By Jill Richardson
It’s time to ditch nonstick cookware — and then reform our laws.
Teflon, you might have heard, may cause cancer.
The culprit was a toxic, now retired compound called PFOA. Also known as C8, the chemical became the subject of a major lawsuit accusing DuPont — the manufacturer of the popular nonstick coating — of sickening thousands of Americans.
Yet Teflon is still on the market, The Intercept reports, with a secret new active ingredient.
To find out what it was, scientists from the Environmental Protection Agency sampled river water downstream from a North Carolina chemical plant that previously manufactured the lethal ingredient C8.
That’s right: The pollution of waterways with factory waste is such a given that the river was the EPA’s go-to location to find industrial chemicals.
In 2016, don’t we have a better way of disposing of toxic waste? Don’t we have the sense to say that manufacturing plants shouldn’t be allowed to dump industrial waste into rivers?
Sad though it is, the scientists were right: They found a new generation of chemicals in the river that are related in performance properties to the poisonous one that’s no longer used.
Naturally, the scientists wondered, are the new compounds’ toxicity and environmental persistence also similar? Sure enough, the new chemicals used in Teflon cause cancer in lab animals.
This should call into question our environmental and chemical safety laws. DuPont, after all, helped write the law that regulates toxic chemicals. It’s a small surprise that it allows them to introduce new chemicals and profit like mad until scientists definitively prove them harmful.

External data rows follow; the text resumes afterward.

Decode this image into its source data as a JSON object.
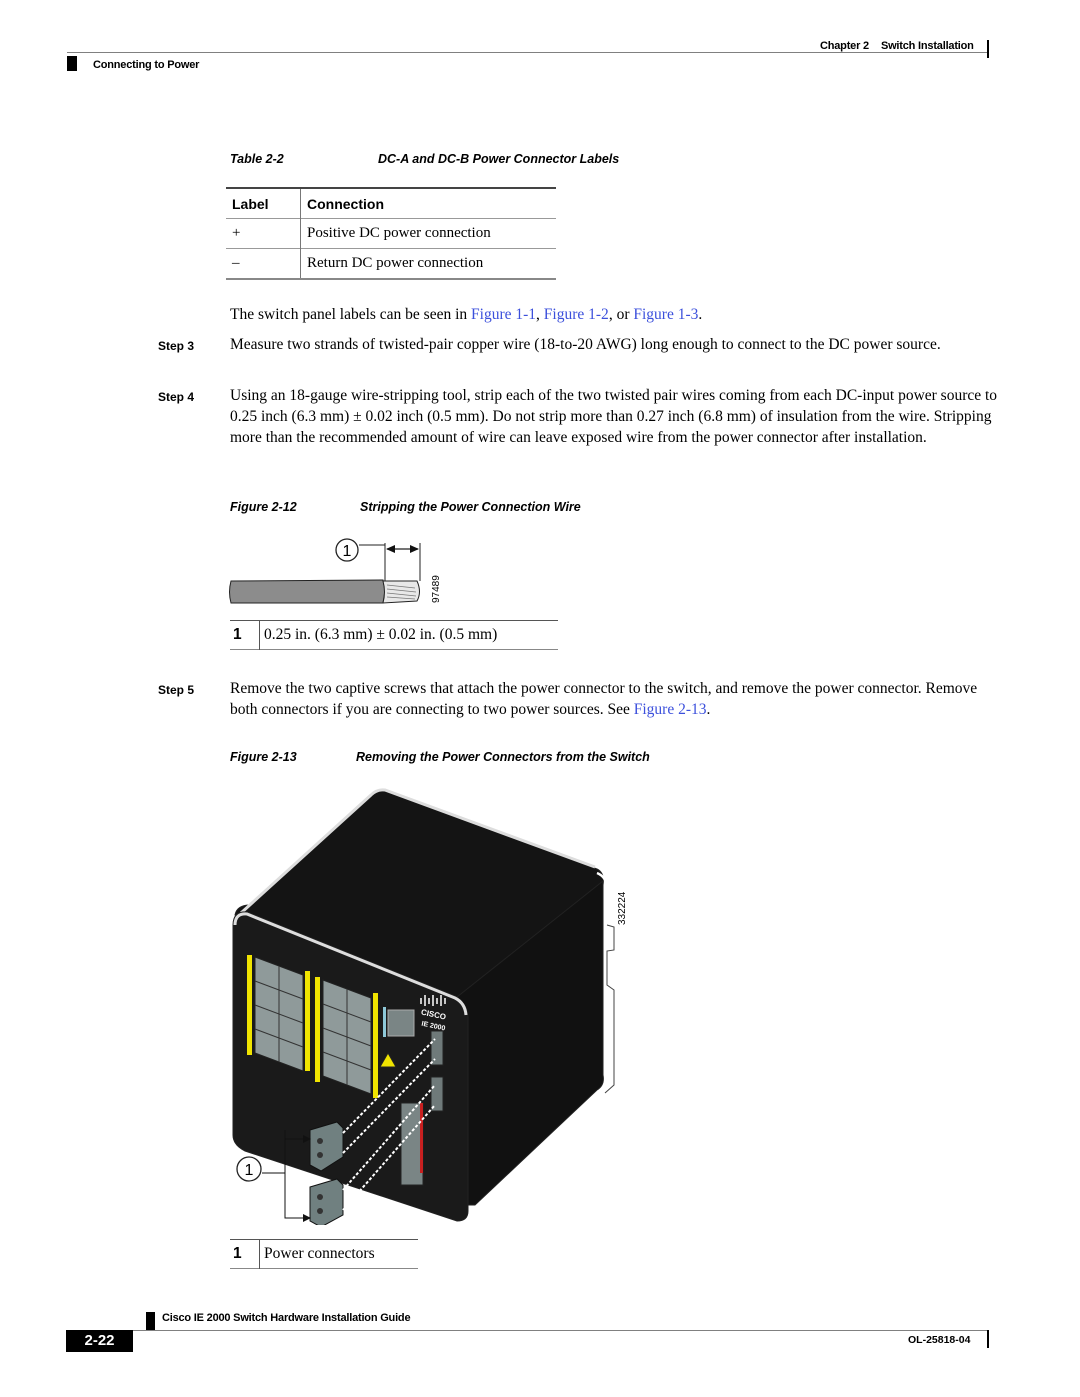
{
  "header": {
    "chapter_label": "Chapter 2",
    "chapter_title": "Switch Installation",
    "section": "Connecting to Power"
  },
  "table": {
    "caption_num": "Table 2-2",
    "caption_title": "DC-A and DC-B Power Connector Labels",
    "columns": [
      "Label",
      "Connection"
    ],
    "rows": [
      [
        "+",
        "Positive DC power connection"
      ],
      [
        "–",
        "Return DC power connection"
      ]
    ]
  },
  "panel_labels": {
    "text_before": "The switch panel labels can be seen in ",
    "link1": "Figure 1-1",
    "sep1": ", ",
    "link2": "Figure 1-2",
    "sep2": ", or ",
    "link3": "Figure 1-3",
    "text_after": "."
  },
  "steps": [
    {
      "label": "Step 3",
      "text": "Measure two strands of twisted-pair copper wire (18-to-20 AWG) long enough to connect to the DC power source."
    },
    {
      "label": "Step 4",
      "text": "Using an 18-gauge wire-stripping tool, strip each of the two twisted pair wires coming from each DC-input power source to 0.25 inch (6.3 mm) ± 0.02 inch (0.5 mm). Do not strip more than 0.27 inch (6.8 mm) of insulation from the wire. Stripping more than the recommended amount of wire can leave exposed wire from the power connector after installation."
    },
    {
      "label": "Step 5",
      "text": "Remove the two captive screws that attach the power connector to the switch, and remove the power connector. Remove both connectors if you are connecting to two power sources. See ",
      "link": "Figure 2-13",
      "text_after": "."
    }
  ],
  "figure12": {
    "caption_num": "Figure 2-12",
    "caption_title": "Stripping the Power Connection Wire",
    "callout": "1",
    "art_id": "97489",
    "legend": [
      {
        "num": "1",
        "text": "0.25 in. (6.3 mm) ± 0.02 in. (0.5 mm)"
      }
    ]
  },
  "figure13": {
    "caption_num": "Figure 2-13",
    "caption_title": "Removing the Power Connectors from the Switch",
    "callout": "1",
    "art_id": "332224",
    "brand": "CISCO",
    "model": "IE 2000",
    "legend": [
      {
        "num": "1",
        "text": "Power connectors"
      }
    ]
  },
  "footer": {
    "guide_title": "Cisco IE 2000 Switch Hardware Installation Guide",
    "page_number": "2-22",
    "doc_number": "OL-25818-04"
  }
}
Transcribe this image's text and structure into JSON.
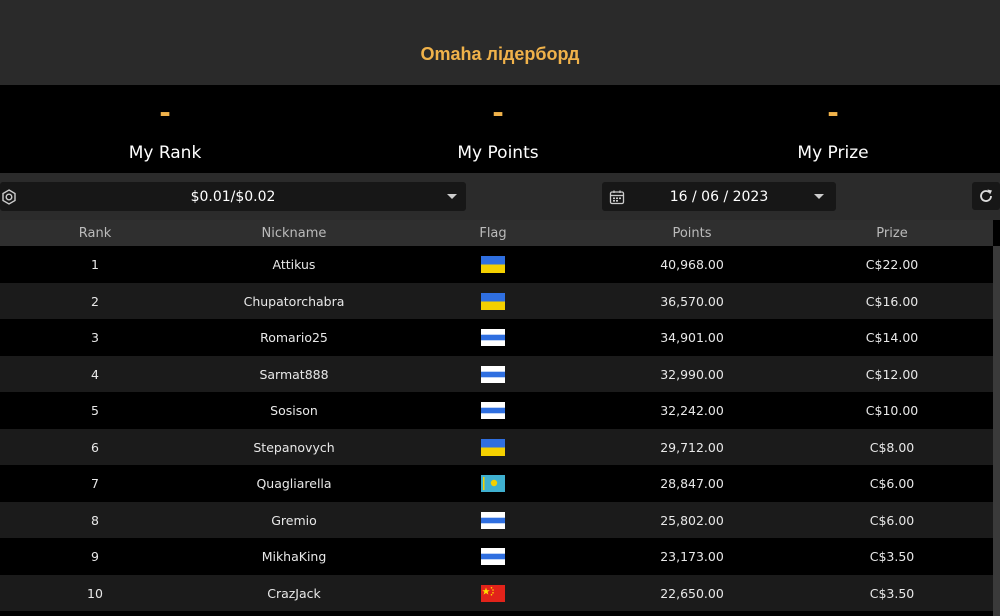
{
  "header": {
    "title": "Omaha лідерборд"
  },
  "stats": [
    {
      "value": "-",
      "label": "My Rank"
    },
    {
      "value": "-",
      "label": "My Points"
    },
    {
      "value": "-",
      "label": "My Prize"
    }
  ],
  "filters": {
    "stakes": {
      "value": "$0.01/$0.02",
      "icon": "settings-icon"
    },
    "date": {
      "value": "16 / 06 / 2023",
      "icon": "calendar-icon"
    },
    "refresh_icon": "refresh-icon"
  },
  "table": {
    "columns": [
      "Rank",
      "Nickname",
      "Flag",
      "Points",
      "Prize"
    ],
    "rows": [
      {
        "rank": "1",
        "nickname": "Attikus",
        "flag": "ukraine",
        "points": "40,968.00",
        "prize": "C$22.00"
      },
      {
        "rank": "2",
        "nickname": "Chupatorchabra",
        "flag": "ukraine",
        "points": "36,570.00",
        "prize": "C$16.00"
      },
      {
        "rank": "3",
        "nickname": "Romario25",
        "flag": "white-blue-white",
        "points": "34,901.00",
        "prize": "C$14.00"
      },
      {
        "rank": "4",
        "nickname": "Sarmat888",
        "flag": "white-blue-white",
        "points": "32,990.00",
        "prize": "C$12.00"
      },
      {
        "rank": "5",
        "nickname": "Sosison",
        "flag": "white-blue-white",
        "points": "32,242.00",
        "prize": "C$10.00"
      },
      {
        "rank": "6",
        "nickname": "Stepanovych",
        "flag": "ukraine",
        "points": "29,712.00",
        "prize": "C$8.00"
      },
      {
        "rank": "7",
        "nickname": "Quagliarella",
        "flag": "kazakhstan",
        "points": "28,847.00",
        "prize": "C$6.00"
      },
      {
        "rank": "8",
        "nickname": "Gremio",
        "flag": "white-blue-white",
        "points": "25,802.00",
        "prize": "C$6.00"
      },
      {
        "rank": "9",
        "nickname": "MikhaKing",
        "flag": "white-blue-white",
        "points": "23,173.00",
        "prize": "C$3.50"
      },
      {
        "rank": "10",
        "nickname": "CrazJack",
        "flag": "china",
        "points": "22,650.00",
        "prize": "C$3.50"
      }
    ]
  },
  "colors": {
    "accent": "#f0b24a",
    "header_bg": "#2a2a2a",
    "row_alt": "#1b1b1b"
  }
}
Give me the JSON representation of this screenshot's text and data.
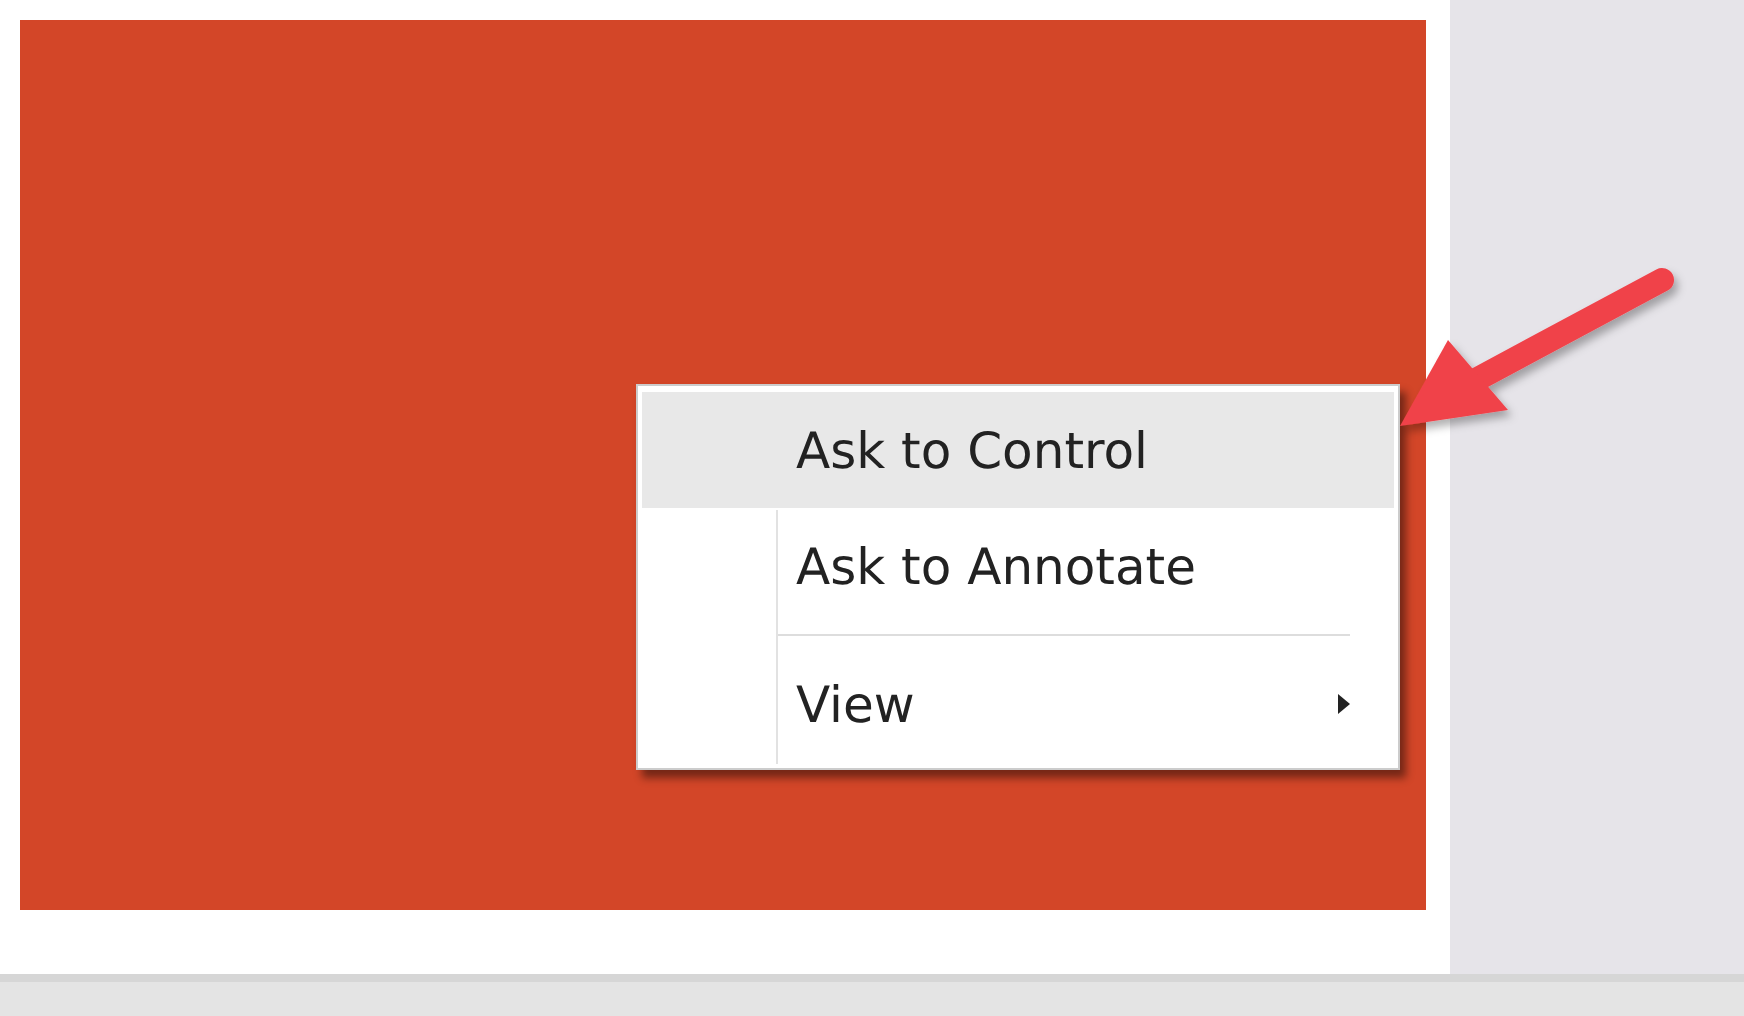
{
  "context_menu": {
    "items": [
      {
        "kind": "item",
        "label": "Ask to Control",
        "selected": true,
        "submenu": false
      },
      {
        "kind": "item",
        "label": "Ask to Annotate",
        "selected": false,
        "submenu": false
      },
      {
        "kind": "separator"
      },
      {
        "kind": "item",
        "label": "View",
        "selected": false,
        "submenu": true
      }
    ]
  }
}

In the case of PFOA, by that time it had already found its way into the bodies of 99.7 percent of Americans. Babies were being born with it in their bloodstreams.
Our chemical control laws aren’t getting fixed any time soon. But while we wait, there’s something all consumers can do: Stop buying Teflon.
Nonstick cookware is convenient, for obvious reasons. But it’s not the only option for nonstick cooking.
I’m personally a fan of stainless steel, but cast iron is nice too. So are the fancy Le Creuset enamel-covered pots and pans, although they cost a fortune. Another possibility is glass — not for most pots and pans, but for baking dishes used in the oven.
Unfortunately, many of the alternatives are pricey. A lucky find in a thrift store or estate sale might help some save money, but most thrift stores don’t stock the latest Williams-Sonoma cookware.
Our current laws have created a two-tiered system in which the rich can replace their Teflon with non-toxic options much more easily than the rest of us.
As long as Teflon’s new chemical is legal, and so long as companies can get away with dumping it in rivers, all of us will face exposure to it in the environment. Whether you’re rich, poor, or in between — and whether there’s nonstick cookware in your home or not — it affects your health.
Ultimately, we need to change our laws — not only to ban dangerous chemicals currently on the market, but also to require thorough testing of new ones before they can be sold commercially.
Alas, to do that, we need a Congress that actually does the people’s business. That doesn’t seem imminent.
In the meantime, as we arm ourselves with the knowledge to make the right choices in November, the most we can do individually is to ditch our nonstick cookware and replace it with whatever safer alternatives we can afford.